Project participants should consider re-evaluating their contract risk-transfer mechanisms and related company practices. Project participants must understand the available options and related costs to effectively and cost efficiently transfer risk of loss. The October 2018 decision necessitates re-educating the industry and implementing and negotiating significantly different approaches. Fear not: There are effective options and strategies that work to control and mitigate risk of loss. As a start, existing contracts and subcontract forms must be modified to require appropriate policy endorsements for future work that modify, where applicable and available, policy definitions of damage, occurrence, and accident. Construction performance bonds, project-specific maintenance and warranty bonds, limitations of liability clauses, and shortened contractual statutes of limitations, and other forms of insurance, including rectification coverages, are a few other options that should be evaluated. Additionally, parties contracting for improvements should determine the true financial strength of participants, including subtrades and vendors, to back their performance, warranty, and long-term workmanship obligations.
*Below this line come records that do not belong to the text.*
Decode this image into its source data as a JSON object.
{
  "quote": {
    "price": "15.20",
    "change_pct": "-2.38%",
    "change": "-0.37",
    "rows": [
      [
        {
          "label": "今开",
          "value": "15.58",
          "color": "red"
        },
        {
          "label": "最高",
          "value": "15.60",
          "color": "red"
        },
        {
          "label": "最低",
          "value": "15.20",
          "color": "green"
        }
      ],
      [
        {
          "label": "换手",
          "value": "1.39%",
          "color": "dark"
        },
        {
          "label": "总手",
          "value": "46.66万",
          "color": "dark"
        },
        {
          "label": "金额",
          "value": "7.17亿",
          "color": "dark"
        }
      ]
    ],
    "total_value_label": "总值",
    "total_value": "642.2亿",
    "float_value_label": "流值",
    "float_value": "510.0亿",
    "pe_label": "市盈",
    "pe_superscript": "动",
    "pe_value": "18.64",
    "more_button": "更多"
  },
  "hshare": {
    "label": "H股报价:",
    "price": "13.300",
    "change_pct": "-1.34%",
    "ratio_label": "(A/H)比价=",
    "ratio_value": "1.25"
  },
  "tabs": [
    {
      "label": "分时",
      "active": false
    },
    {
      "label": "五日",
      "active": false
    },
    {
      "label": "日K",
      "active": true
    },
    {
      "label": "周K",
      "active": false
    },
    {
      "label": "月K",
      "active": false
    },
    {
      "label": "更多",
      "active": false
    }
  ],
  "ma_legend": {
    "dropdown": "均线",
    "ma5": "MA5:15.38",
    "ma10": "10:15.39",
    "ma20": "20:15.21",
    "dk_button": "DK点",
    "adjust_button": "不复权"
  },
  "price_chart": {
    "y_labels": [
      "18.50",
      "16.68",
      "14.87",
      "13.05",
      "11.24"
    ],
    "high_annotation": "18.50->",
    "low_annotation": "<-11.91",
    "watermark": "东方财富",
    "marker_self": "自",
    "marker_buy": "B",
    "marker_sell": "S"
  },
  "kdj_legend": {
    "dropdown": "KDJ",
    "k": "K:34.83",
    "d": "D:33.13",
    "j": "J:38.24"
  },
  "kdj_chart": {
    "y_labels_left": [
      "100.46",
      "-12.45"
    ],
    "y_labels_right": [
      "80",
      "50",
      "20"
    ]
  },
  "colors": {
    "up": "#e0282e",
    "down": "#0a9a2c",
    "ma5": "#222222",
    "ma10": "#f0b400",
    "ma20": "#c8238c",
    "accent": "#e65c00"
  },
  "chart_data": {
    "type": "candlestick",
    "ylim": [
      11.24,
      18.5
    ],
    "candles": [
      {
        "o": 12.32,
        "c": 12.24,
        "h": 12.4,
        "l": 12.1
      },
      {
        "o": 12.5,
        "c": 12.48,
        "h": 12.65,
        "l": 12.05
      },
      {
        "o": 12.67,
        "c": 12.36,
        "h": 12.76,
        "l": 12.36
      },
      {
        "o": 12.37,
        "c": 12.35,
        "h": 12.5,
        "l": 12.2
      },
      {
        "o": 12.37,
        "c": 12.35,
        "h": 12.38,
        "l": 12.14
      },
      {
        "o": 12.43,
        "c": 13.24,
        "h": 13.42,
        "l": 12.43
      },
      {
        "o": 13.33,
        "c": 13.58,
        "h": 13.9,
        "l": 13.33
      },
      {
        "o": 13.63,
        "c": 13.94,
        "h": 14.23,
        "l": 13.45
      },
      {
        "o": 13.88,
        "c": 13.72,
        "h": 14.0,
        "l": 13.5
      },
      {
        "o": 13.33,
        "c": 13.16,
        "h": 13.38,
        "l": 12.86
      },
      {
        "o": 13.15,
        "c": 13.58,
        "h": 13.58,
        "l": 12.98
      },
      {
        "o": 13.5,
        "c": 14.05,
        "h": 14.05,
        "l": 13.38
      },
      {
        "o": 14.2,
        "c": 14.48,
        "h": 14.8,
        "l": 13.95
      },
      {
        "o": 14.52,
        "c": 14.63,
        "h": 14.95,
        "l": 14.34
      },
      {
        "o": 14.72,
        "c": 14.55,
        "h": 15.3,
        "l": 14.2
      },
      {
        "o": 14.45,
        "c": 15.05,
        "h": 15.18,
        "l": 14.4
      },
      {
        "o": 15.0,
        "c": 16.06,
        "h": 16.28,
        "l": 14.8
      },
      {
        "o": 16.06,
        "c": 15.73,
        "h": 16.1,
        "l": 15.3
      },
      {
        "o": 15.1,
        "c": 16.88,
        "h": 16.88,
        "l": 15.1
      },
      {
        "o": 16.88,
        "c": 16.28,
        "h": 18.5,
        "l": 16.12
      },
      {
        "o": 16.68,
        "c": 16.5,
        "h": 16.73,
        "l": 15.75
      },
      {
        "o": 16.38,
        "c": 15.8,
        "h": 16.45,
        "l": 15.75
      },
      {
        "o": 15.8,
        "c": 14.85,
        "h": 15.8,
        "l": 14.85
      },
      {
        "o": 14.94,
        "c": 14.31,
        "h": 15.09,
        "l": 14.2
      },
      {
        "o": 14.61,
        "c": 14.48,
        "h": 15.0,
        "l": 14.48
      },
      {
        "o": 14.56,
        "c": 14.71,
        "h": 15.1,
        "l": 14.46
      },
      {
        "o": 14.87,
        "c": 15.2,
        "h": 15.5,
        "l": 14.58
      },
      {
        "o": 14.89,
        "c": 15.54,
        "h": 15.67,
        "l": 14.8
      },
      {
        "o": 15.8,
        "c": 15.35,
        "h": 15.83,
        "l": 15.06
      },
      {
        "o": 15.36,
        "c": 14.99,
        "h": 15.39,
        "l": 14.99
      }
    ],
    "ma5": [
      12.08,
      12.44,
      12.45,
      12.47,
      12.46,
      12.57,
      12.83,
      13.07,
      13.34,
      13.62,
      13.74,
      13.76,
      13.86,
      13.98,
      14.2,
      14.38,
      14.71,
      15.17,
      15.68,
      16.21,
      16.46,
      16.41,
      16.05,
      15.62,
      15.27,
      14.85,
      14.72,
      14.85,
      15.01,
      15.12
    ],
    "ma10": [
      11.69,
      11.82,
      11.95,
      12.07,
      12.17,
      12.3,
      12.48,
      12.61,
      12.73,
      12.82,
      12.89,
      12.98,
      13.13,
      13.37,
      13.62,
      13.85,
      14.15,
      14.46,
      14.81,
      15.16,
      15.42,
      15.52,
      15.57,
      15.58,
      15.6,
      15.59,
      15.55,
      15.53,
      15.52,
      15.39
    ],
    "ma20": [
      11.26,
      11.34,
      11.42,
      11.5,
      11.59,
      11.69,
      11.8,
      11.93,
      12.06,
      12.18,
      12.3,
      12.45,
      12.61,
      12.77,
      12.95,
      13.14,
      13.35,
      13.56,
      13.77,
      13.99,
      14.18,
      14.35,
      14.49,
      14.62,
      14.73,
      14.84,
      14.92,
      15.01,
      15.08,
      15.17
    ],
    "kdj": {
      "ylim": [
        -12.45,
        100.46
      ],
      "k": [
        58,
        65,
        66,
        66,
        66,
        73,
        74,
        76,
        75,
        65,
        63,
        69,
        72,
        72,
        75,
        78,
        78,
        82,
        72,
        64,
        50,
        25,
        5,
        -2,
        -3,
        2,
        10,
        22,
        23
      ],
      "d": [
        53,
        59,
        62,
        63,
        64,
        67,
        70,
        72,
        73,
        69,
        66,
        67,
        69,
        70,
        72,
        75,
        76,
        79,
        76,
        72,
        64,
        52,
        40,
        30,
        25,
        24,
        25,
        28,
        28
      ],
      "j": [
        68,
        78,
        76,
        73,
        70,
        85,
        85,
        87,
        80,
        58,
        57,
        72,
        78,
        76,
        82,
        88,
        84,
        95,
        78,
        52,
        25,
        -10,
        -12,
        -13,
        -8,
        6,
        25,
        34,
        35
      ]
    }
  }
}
The recent ruling also reinforces the importance of contractually identifying the right of project participants to rely on tests and inspections as work progresses, and the role and involvement of, and reliance on, professionals who evaluate and approve work in progress. Further, parties can negotiate an option to transfer risk to owner property policies with appropriate waivers of subrogation for post substantial completion loss.
Hahn Loeser & Parks’ experienced and dedicated Construction Team swiftly and efficiently evaluates risks, reviews and drafts contract and risk transfer mechanisms, and counsels companies concerning construction needs and issues. We are honored to provide a complimentary initial evaluation to construction industry participants.
For more information, visit our Construction Team page, or contact Andrew Natale, Rob Remington, Aaron Evenchik, Eric Levasseur or Andrew Agati.